** Given information **
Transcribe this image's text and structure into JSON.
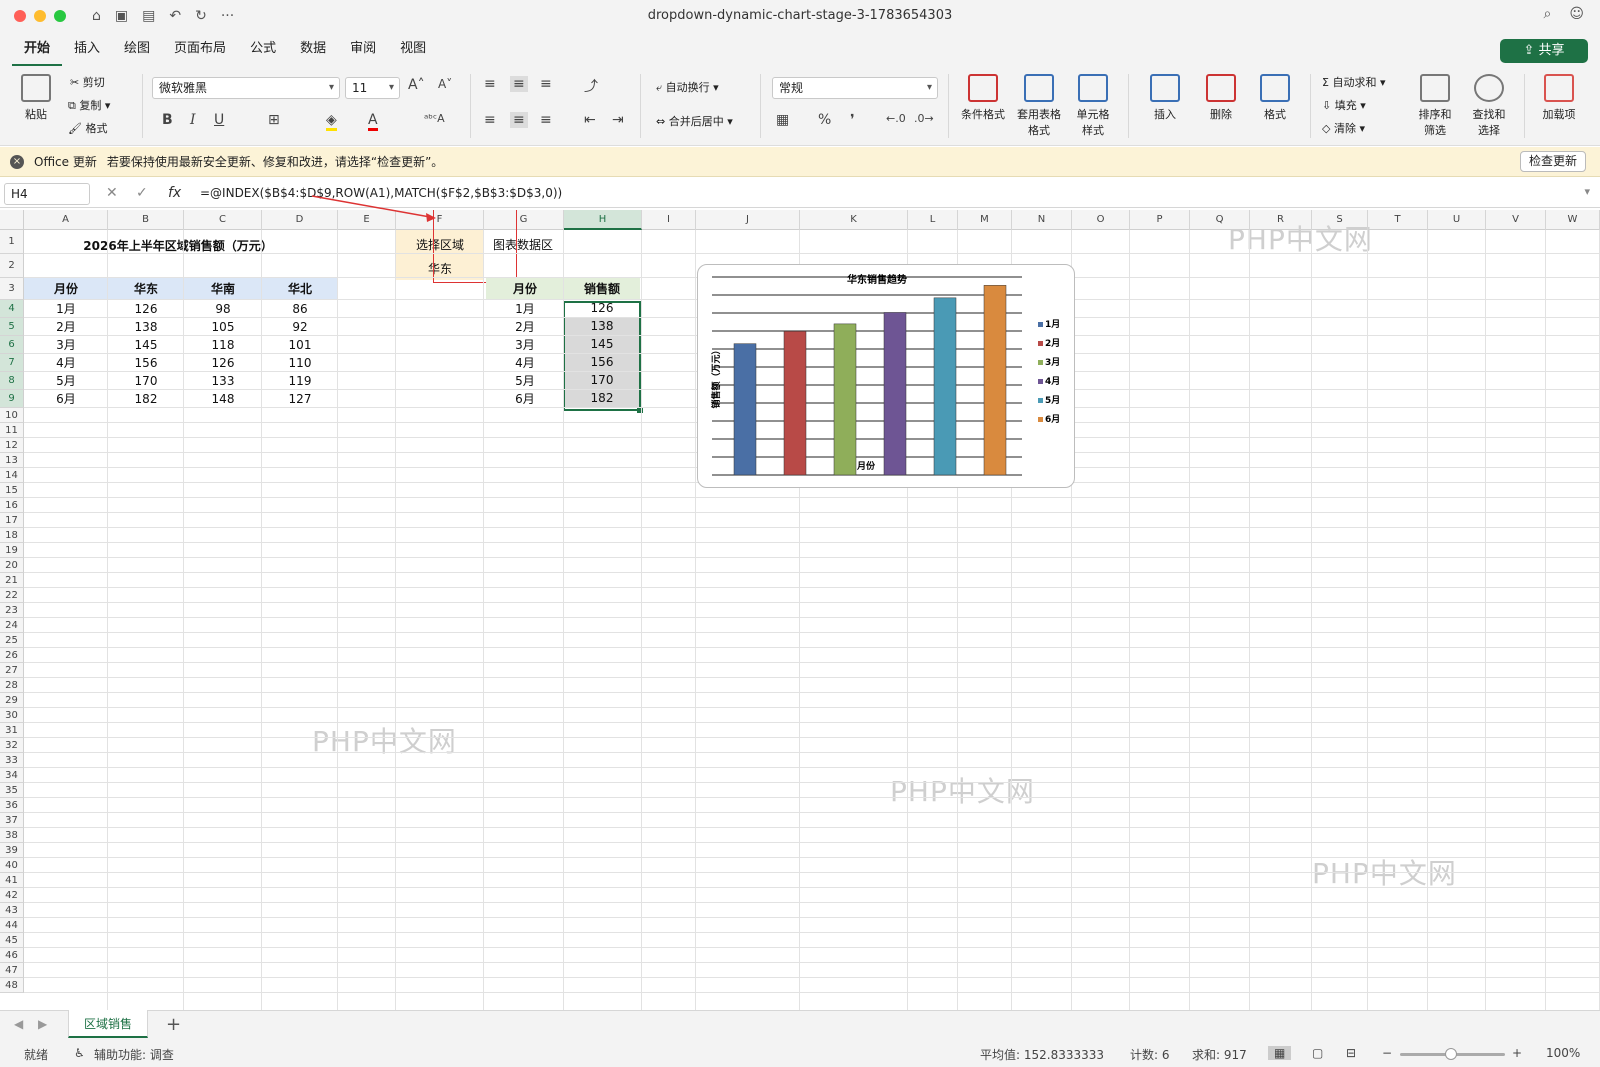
{
  "window": {
    "title": "dropdown-dynamic-chart-stage-3-1783654303"
  },
  "tabs": [
    "开始",
    "插入",
    "绘图",
    "页面布局",
    "公式",
    "数据",
    "审阅",
    "视图"
  ],
  "share_label": "共享",
  "ribbon": {
    "paste": "粘贴",
    "cut": "剪切",
    "copy": "复制",
    "format_painter": "格式",
    "font_name": "微软雅黑",
    "font_size": "11",
    "bold": "B",
    "italic": "I",
    "underline": "U",
    "wrap_text": "自动换行",
    "merge_center": "合并后居中",
    "number_format": "常规",
    "percent": "%",
    "comma": "❜",
    "conditional_format": "条件格式",
    "format_table_1": "套用表格",
    "format_table_2": "格式",
    "cell_style_1": "单元格",
    "cell_style_2": "样式",
    "insert": "插入",
    "delete": "删除",
    "format": "格式",
    "autosum": "自动求和",
    "fill": "填充",
    "clear": "清除",
    "sort_1": "排序和",
    "sort_2": "筛选",
    "find_1": "查找和",
    "find_2": "选择",
    "addins": "加载项"
  },
  "message": {
    "app": "Office 更新",
    "text": "若要保持使用最新安全更新、修复和改进，请选择“检查更新”。",
    "button": "检查更新"
  },
  "formula_bar": {
    "name_box": "H4",
    "fx": "fx",
    "formula": "=@INDEX($B$4:$D$9,ROW(A1),MATCH($F$2,$B$3:$D$3,0))"
  },
  "columns": [
    "A",
    "B",
    "C",
    "D",
    "E",
    "F",
    "G",
    "H",
    "I",
    "J",
    "K",
    "L",
    "M",
    "N",
    "O",
    "P",
    "Q",
    "R",
    "S",
    "T",
    "U",
    "V",
    "W"
  ],
  "rows": [
    "1",
    "2",
    "3",
    "4",
    "5",
    "6",
    "7",
    "8",
    "9",
    "10",
    "11",
    "12",
    "13",
    "14",
    "15",
    "16",
    "17",
    "18",
    "19",
    "20",
    "21",
    "22",
    "23",
    "24",
    "25",
    "26",
    "27",
    "28",
    "29",
    "30",
    "31",
    "32",
    "33",
    "34",
    "35",
    "36",
    "37",
    "38",
    "39",
    "40",
    "41",
    "42",
    "43",
    "44",
    "45",
    "46",
    "47",
    "48"
  ],
  "sheet": {
    "title": "2026年上半年区域销售额（万元）",
    "headers": [
      "月份",
      "华东",
      "华南",
      "华北"
    ],
    "data": [
      [
        "1月",
        "126",
        "98",
        "86"
      ],
      [
        "2月",
        "138",
        "105",
        "92"
      ],
      [
        "3月",
        "145",
        "118",
        "101"
      ],
      [
        "4月",
        "156",
        "126",
        "110"
      ],
      [
        "5月",
        "170",
        "133",
        "119"
      ],
      [
        "6月",
        "182",
        "148",
        "127"
      ]
    ],
    "select_label": "选择区域",
    "select_value": "华东",
    "chart_area_label": "图表数据区",
    "chart_headers": [
      "月份",
      "销售额"
    ],
    "chart_rows": [
      [
        "1月",
        "126"
      ],
      [
        "2月",
        "138"
      ],
      [
        "3月",
        "145"
      ],
      [
        "4月",
        "156"
      ],
      [
        "5月",
        "170"
      ],
      [
        "6月",
        "182"
      ]
    ]
  },
  "chart_data": {
    "type": "bar",
    "title": "华东销售趋势",
    "xlabel": "月份",
    "ylabel": "销售额（万元）",
    "categories": [
      "1月",
      "2月",
      "3月",
      "4月",
      "5月",
      "6月"
    ],
    "values": [
      126,
      138,
      145,
      156,
      170,
      182
    ],
    "colors": [
      "#4a6fa5",
      "#b84a47",
      "#8fae5a",
      "#6e5594",
      "#4a9ab5",
      "#d98a3e"
    ],
    "legend": [
      "1月",
      "2月",
      "3月",
      "4月",
      "5月",
      "6月"
    ],
    "legend_position": "right",
    "grid": true
  },
  "watermark": "PHP中文网",
  "sheet_tab": "区域销售",
  "status": {
    "ready": "就绪",
    "accessibility": "辅助功能: 调查",
    "average": "平均值: 152.8333333",
    "count": "计数: 6",
    "sum": "求和: 917",
    "zoom": "100%"
  }
}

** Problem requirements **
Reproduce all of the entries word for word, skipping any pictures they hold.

** Solved problem **
Transcribe this image's text and structure into JSON.
{
  "window": {
    "title": "dropdown-dynamic-chart-stage-3-1783654303"
  },
  "tabs": [
    "开始",
    "插入",
    "绘图",
    "页面布局",
    "公式",
    "数据",
    "审阅",
    "视图"
  ],
  "share_label": "共享",
  "ribbon": {
    "paste": "粘贴",
    "cut": "剪切",
    "copy": "复制",
    "format_painter": "格式",
    "font_name": "微软雅黑",
    "font_size": "11",
    "bold": "B",
    "italic": "I",
    "underline": "U",
    "wrap_text": "自动换行",
    "merge_center": "合并后居中",
    "number_format": "常规",
    "percent": "%",
    "comma": "❜",
    "conditional_format": "条件格式",
    "format_table_1": "套用表格",
    "format_table_2": "格式",
    "cell_style_1": "单元格",
    "cell_style_2": "样式",
    "insert": "插入",
    "delete": "删除",
    "format": "格式",
    "autosum": "自动求和",
    "fill": "填充",
    "clear": "清除",
    "sort_1": "排序和",
    "sort_2": "筛选",
    "find_1": "查找和",
    "find_2": "选择",
    "addins": "加载项"
  },
  "message": {
    "app": "Office 更新",
    "text": "若要保持使用最新安全更新、修复和改进，请选择“检查更新”。",
    "button": "检查更新"
  },
  "formula_bar": {
    "name_box": "H4",
    "fx": "fx",
    "formula": "=@INDEX($B$4:$D$9,ROW(A1),MATCH($F$2,$B$3:$D$3,0))"
  },
  "columns": [
    "A",
    "B",
    "C",
    "D",
    "E",
    "F",
    "G",
    "H",
    "I",
    "J",
    "K",
    "L",
    "M",
    "N",
    "O",
    "P",
    "Q",
    "R",
    "S",
    "T",
    "U",
    "V",
    "W"
  ],
  "rows": [
    "1",
    "2",
    "3",
    "4",
    "5",
    "6",
    "7",
    "8",
    "9",
    "10",
    "11",
    "12",
    "13",
    "14",
    "15",
    "16",
    "17",
    "18",
    "19",
    "20",
    "21",
    "22",
    "23",
    "24",
    "25",
    "26",
    "27",
    "28",
    "29",
    "30",
    "31",
    "32",
    "33",
    "34",
    "35",
    "36",
    "37",
    "38",
    "39",
    "40",
    "41",
    "42",
    "43",
    "44",
    "45",
    "46",
    "47",
    "48"
  ],
  "sheet": {
    "title": "2026年上半年区域销售额（万元）",
    "headers": [
      "月份",
      "华东",
      "华南",
      "华北"
    ],
    "data": [
      [
        "1月",
        "126",
        "98",
        "86"
      ],
      [
        "2月",
        "138",
        "105",
        "92"
      ],
      [
        "3月",
        "145",
        "118",
        "101"
      ],
      [
        "4月",
        "156",
        "126",
        "110"
      ],
      [
        "5月",
        "170",
        "133",
        "119"
      ],
      [
        "6月",
        "182",
        "148",
        "127"
      ]
    ],
    "select_label": "选择区域",
    "select_value": "华东",
    "chart_area_label": "图表数据区",
    "chart_headers": [
      "月份",
      "销售额"
    ],
    "chart_rows": [
      [
        "1月",
        "126"
      ],
      [
        "2月",
        "138"
      ],
      [
        "3月",
        "145"
      ],
      [
        "4月",
        "156"
      ],
      [
        "5月",
        "170"
      ],
      [
        "6月",
        "182"
      ]
    ]
  },
  "chart_data": {
    "type": "bar",
    "title": "华东销售趋势",
    "xlabel": "月份",
    "ylabel": "销售额（万元）",
    "categories": [
      "1月",
      "2月",
      "3月",
      "4月",
      "5月",
      "6月"
    ],
    "values": [
      126,
      138,
      145,
      156,
      170,
      182
    ],
    "colors": [
      "#4a6fa5",
      "#b84a47",
      "#8fae5a",
      "#6e5594",
      "#4a9ab5",
      "#d98a3e"
    ],
    "legend": [
      "1月",
      "2月",
      "3月",
      "4月",
      "5月",
      "6月"
    ],
    "legend_position": "right",
    "grid": true
  },
  "watermark": "PHP中文网",
  "sheet_tab": "区域销售",
  "status": {
    "ready": "就绪",
    "accessibility": "辅助功能: 调查",
    "average": "平均值: 152.8333333",
    "count": "计数: 6",
    "sum": "求和: 917",
    "zoom": "100%"
  }
}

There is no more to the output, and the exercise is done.